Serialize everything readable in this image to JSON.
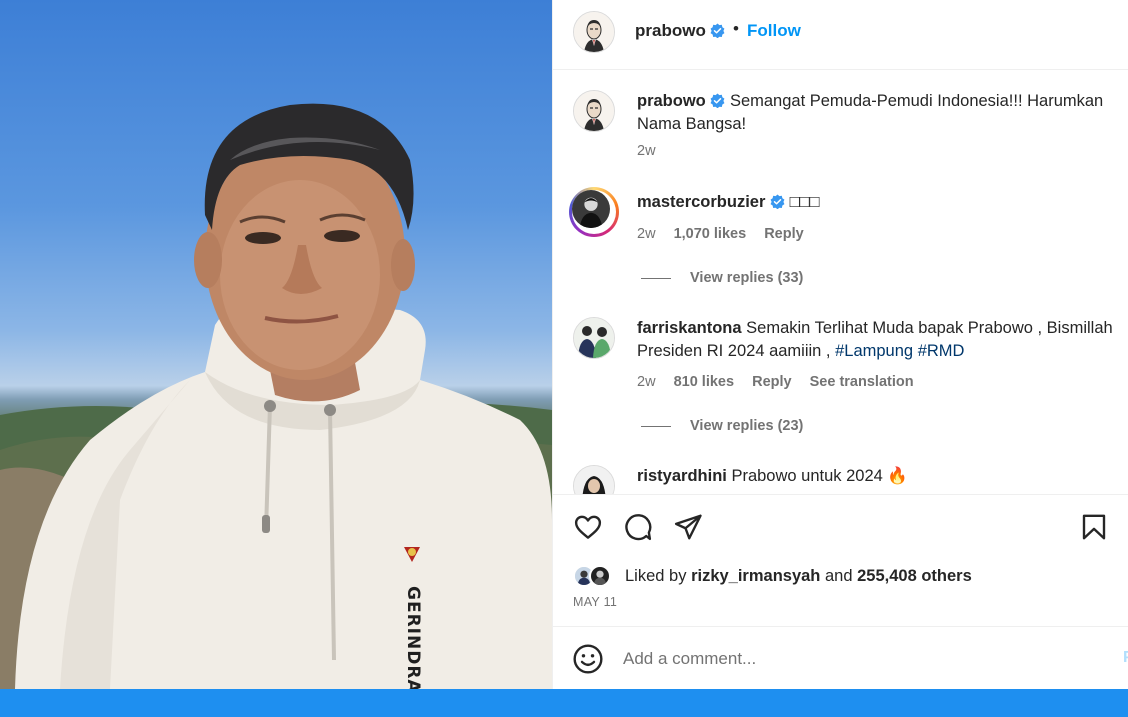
{
  "post": {
    "author": "prabowo",
    "follow_label": "Follow",
    "dot": "•",
    "caption": "Semangat Pemuda-Pemudi Indonesia!!! Harumkan Nama Bangsa!",
    "caption_time": "2w",
    "hoodie_text": "GERINDRA"
  },
  "comments": [
    {
      "user": "mastercorbuzier",
      "verified": true,
      "text": "□□□",
      "time": "2w",
      "likes": "1,070 likes",
      "reply": "Reply",
      "view_replies": "View replies (33)"
    },
    {
      "user": "farriskantona",
      "verified": false,
      "text": "Semakin Terlihat Muda bapak Prabowo , Bismillah Presiden RI 2024 aamiiin , ",
      "tags": [
        "#Lampung",
        "#RMD"
      ],
      "time": "2w",
      "likes": "810 likes",
      "reply": "Reply",
      "translation": "See translation",
      "view_replies": "View replies (23)"
    },
    {
      "user": "ristyardhini",
      "verified": false,
      "text": "Prabowo untuk 2024 🔥"
    }
  ],
  "likes": {
    "prefix": "Liked by",
    "user": "rizky_irmansyah",
    "and": "and",
    "count": "255,408 others"
  },
  "date": "MAY 11",
  "comment_input": {
    "placeholder": "Add a comment...",
    "post_label": "P"
  },
  "icons": {
    "like": "heart-icon",
    "comment": "comment-icon",
    "share": "share-icon",
    "save": "bookmark-icon",
    "emoji": "emoji-icon",
    "verified": "verified-badge-icon"
  },
  "colors": {
    "accent": "#0095f6",
    "verified": "#3897f0",
    "muted": "#737373",
    "hashtag": "#00376b",
    "bottom_bar": "#1e8ff0"
  }
}
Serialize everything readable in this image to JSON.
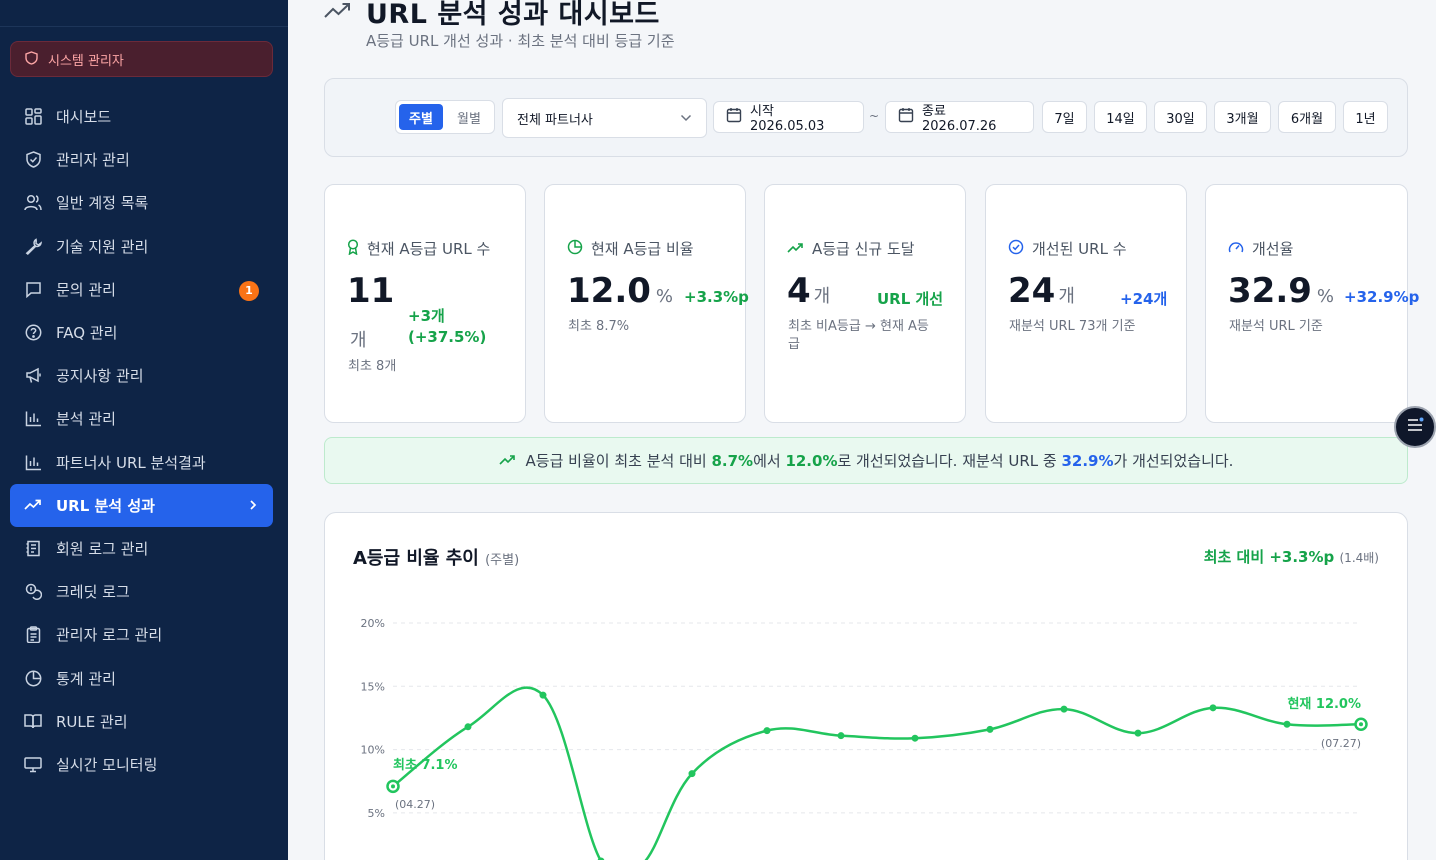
{
  "sidebar": {
    "admin_label": "시스템 관리자",
    "items": [
      {
        "label": "대시보드",
        "icon": "grid-icon"
      },
      {
        "label": "관리자 관리",
        "icon": "shield-icon"
      },
      {
        "label": "일반 계정 목록",
        "icon": "users-icon"
      },
      {
        "label": "기술 지원 관리",
        "icon": "wrench-icon"
      },
      {
        "label": "문의 관리",
        "icon": "message-icon",
        "badge": "1"
      },
      {
        "label": "FAQ 관리",
        "icon": "help-icon"
      },
      {
        "label": "공지사항 관리",
        "icon": "megaphone-icon"
      },
      {
        "label": "분석 관리",
        "icon": "bar-chart-icon"
      },
      {
        "label": "파트너사 URL 분석결과",
        "icon": "bar-chart-icon"
      },
      {
        "label": "URL 분석 성과",
        "icon": "trending-up-icon",
        "active": true
      },
      {
        "label": "회원 로그 관리",
        "icon": "log-icon"
      },
      {
        "label": "크레딧 로그",
        "icon": "coins-icon"
      },
      {
        "label": "관리자 로그 관리",
        "icon": "clipboard-icon"
      },
      {
        "label": "통계 관리",
        "icon": "pie-icon"
      },
      {
        "label": "RULE 관리",
        "icon": "book-icon"
      },
      {
        "label": "실시간 모니터링",
        "icon": "monitor-icon"
      }
    ]
  },
  "header": {
    "title": "URL 분석 성과 대시보드",
    "subtitle": "A등급 URL 개선 성과 · 최초 분석 대비 등급 기준"
  },
  "filters": {
    "period_weekly": "주별",
    "period_monthly": "월별",
    "partner_select": "전체 파트너사",
    "start_label": "시작 2026.05.03",
    "tilde": "~",
    "end_label": "종료 2026.07.26",
    "ranges": [
      "7일",
      "14일",
      "30일",
      "3개월",
      "6개월",
      "1년"
    ]
  },
  "cards": {
    "c1": {
      "label": "현재 A등급 URL 수",
      "value": "11",
      "unit": "개",
      "delta1": "+3개",
      "delta2": "(+37.5%)",
      "note": "최초 8개"
    },
    "c2": {
      "label": "현재 A등급 비율",
      "value": "12.0",
      "unit": "%",
      "delta": "+3.3%p",
      "note": "최초 8.7%"
    },
    "c3": {
      "label": "A등급 신규 도달",
      "value": "4",
      "unit": "개",
      "delta": "URL 개선",
      "note1": "최초 비A등급 → 현재 A등",
      "note2": "급"
    },
    "c4": {
      "label": "개선된 URL 수",
      "value": "24",
      "unit": "개",
      "delta": "+24개",
      "note": "재분석 URL 73개 기준"
    },
    "c5": {
      "label": "개선율",
      "value": "32.9",
      "unit": "%",
      "delta": "+32.9%p",
      "note": "재분석 URL 기준"
    }
  },
  "banner": {
    "t1": "A등급 비율이 최초 분석 대비 ",
    "v1": "8.7%",
    "t2": "에서 ",
    "v2": "12.0%",
    "t3": "로 개선되었습니다. 재분석 URL 중 ",
    "v3": "32.9%",
    "t4": "가 개선되었습니다."
  },
  "chart": {
    "title": "A등급 비율 추이",
    "title_sub": "(주별)",
    "right_main": "최초 대비 +3.3%p",
    "right_sub": "(1.4배)",
    "start_label": "최초 7.1%",
    "start_date": "(04.27)",
    "end_label": "현재 12.0%",
    "end_date": "(07.27)"
  },
  "chart_data": {
    "type": "line",
    "ylim": [
      0,
      20
    ],
    "yticks": [
      "20%",
      "15%",
      "10%",
      "5%"
    ],
    "x": [
      "04.27",
      "",
      "",
      "",
      "",
      "",
      "",
      "",
      "",
      "",
      "",
      "",
      "",
      "07.27"
    ],
    "series": [
      {
        "values": [
          7.1,
          11.8,
          14.3,
          1.2,
          1.0,
          8.1,
          11.5,
          11.1,
          10.9,
          11.6,
          13.2,
          11.3,
          13.3,
          12.0,
          12.0
        ]
      }
    ],
    "colors": {
      "line": "#22c55e"
    }
  }
}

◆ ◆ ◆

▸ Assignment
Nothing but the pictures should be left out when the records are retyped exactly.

▸ Task result
Serialize everything readable in this image to JSON.
{
  "post": {
    "author": "prabowo",
    "follow_label": "Follow",
    "dot": "•",
    "caption": "Semangat Pemuda-Pemudi Indonesia!!! Harumkan Nama Bangsa!",
    "caption_time": "2w",
    "hoodie_text": "GERINDRA"
  },
  "comments": [
    {
      "user": "mastercorbuzier",
      "verified": true,
      "text": "□□□",
      "time": "2w",
      "likes": "1,070 likes",
      "reply": "Reply",
      "view_replies": "View replies (33)"
    },
    {
      "user": "farriskantona",
      "verified": false,
      "text": "Semakin Terlihat Muda bapak Prabowo , Bismillah Presiden RI 2024 aamiiin , ",
      "tags": [
        "#Lampung",
        "#RMD"
      ],
      "time": "2w",
      "likes": "810 likes",
      "reply": "Reply",
      "translation": "See translation",
      "view_replies": "View replies (23)"
    },
    {
      "user": "ristyardhini",
      "verified": false,
      "text": "Prabowo untuk 2024 🔥"
    }
  ],
  "likes": {
    "prefix": "Liked by",
    "user": "rizky_irmansyah",
    "and": "and",
    "count": "255,408 others"
  },
  "date": "MAY 11",
  "comment_input": {
    "placeholder": "Add a comment...",
    "post_label": "P"
  },
  "icons": {
    "like": "heart-icon",
    "comment": "comment-icon",
    "share": "share-icon",
    "save": "bookmark-icon",
    "emoji": "emoji-icon",
    "verified": "verified-badge-icon"
  },
  "colors": {
    "accent": "#0095f6",
    "verified": "#3897f0",
    "muted": "#737373",
    "hashtag": "#00376b",
    "bottom_bar": "#1e8ff0"
  }
}
Serialize everything readable in this image to JSON.
{
  "sidebar": {
    "admin_label": "시스템 관리자",
    "items": [
      {
        "label": "대시보드",
        "icon": "grid-icon"
      },
      {
        "label": "관리자 관리",
        "icon": "shield-icon"
      },
      {
        "label": "일반 계정 목록",
        "icon": "users-icon"
      },
      {
        "label": "기술 지원 관리",
        "icon": "wrench-icon"
      },
      {
        "label": "문의 관리",
        "icon": "message-icon",
        "badge": "1"
      },
      {
        "label": "FAQ 관리",
        "icon": "help-icon"
      },
      {
        "label": "공지사항 관리",
        "icon": "megaphone-icon"
      },
      {
        "label": "분석 관리",
        "icon": "bar-chart-icon"
      },
      {
        "label": "파트너사 URL 분석결과",
        "icon": "bar-chart-icon"
      },
      {
        "label": "URL 분석 성과",
        "icon": "trending-up-icon",
        "active": true
      },
      {
        "label": "회원 로그 관리",
        "icon": "log-icon"
      },
      {
        "label": "크레딧 로그",
        "icon": "coins-icon"
      },
      {
        "label": "관리자 로그 관리",
        "icon": "clipboard-icon"
      },
      {
        "label": "통계 관리",
        "icon": "pie-icon"
      },
      {
        "label": "RULE 관리",
        "icon": "book-icon"
      },
      {
        "label": "실시간 모니터링",
        "icon": "monitor-icon"
      }
    ]
  },
  "header": {
    "title": "URL 분석 성과 대시보드",
    "subtitle": "A등급 URL 개선 성과 · 최초 분석 대비 등급 기준"
  },
  "filters": {
    "period_weekly": "주별",
    "period_monthly": "월별",
    "partner_select": "전체 파트너사",
    "start_label": "시작 2026.05.03",
    "tilde": "~",
    "end_label": "종료 2026.07.26",
    "ranges": [
      "7일",
      "14일",
      "30일",
      "3개월",
      "6개월",
      "1년"
    ]
  },
  "cards": {
    "c1": {
      "label": "현재 A등급 URL 수",
      "value": "11",
      "unit": "개",
      "delta1": "+3개",
      "delta2": "(+37.5%)",
      "note": "최초 8개"
    },
    "c2": {
      "label": "현재 A등급 비율",
      "value": "12.0",
      "unit": "%",
      "delta": "+3.3%p",
      "note": "최초 8.7%"
    },
    "c3": {
      "label": "A등급 신규 도달",
      "value": "4",
      "unit": "개",
      "delta": "URL 개선",
      "note1": "최초 비A등급 → 현재 A등",
      "note2": "급"
    },
    "c4": {
      "label": "개선된 URL 수",
      "value": "24",
      "unit": "개",
      "delta": "+24개",
      "note": "재분석 URL 73개 기준"
    },
    "c5": {
      "label": "개선율",
      "value": "32.9",
      "unit": "%",
      "delta": "+32.9%p",
      "note": "재분석 URL 기준"
    }
  },
  "banner": {
    "t1": "A등급 비율이 최초 분석 대비 ",
    "v1": "8.7%",
    "t2": "에서 ",
    "v2": "12.0%",
    "t3": "로 개선되었습니다. 재분석 URL 중 ",
    "v3": "32.9%",
    "t4": "가 개선되었습니다."
  },
  "chart": {
    "title": "A등급 비율 추이",
    "title_sub": "(주별)",
    "right_main": "최초 대비 +3.3%p",
    "right_sub": "(1.4배)",
    "start_label": "최초 7.1%",
    "start_date": "(04.27)",
    "end_label": "현재 12.0%",
    "end_date": "(07.27)"
  },
  "chart_data": {
    "type": "line",
    "ylim": [
      0,
      20
    ],
    "yticks": [
      "20%",
      "15%",
      "10%",
      "5%"
    ],
    "x": [
      "04.27",
      "",
      "",
      "",
      "",
      "",
      "",
      "",
      "",
      "",
      "",
      "",
      "",
      "07.27"
    ],
    "series": [
      {
        "values": [
          7.1,
          11.8,
          14.3,
          1.2,
          1.0,
          8.1,
          11.5,
          11.1,
          10.9,
          11.6,
          13.2,
          11.3,
          13.3,
          12.0,
          12.0
        ]
      }
    ],
    "colors": {
      "line": "#22c55e"
    }
  }
}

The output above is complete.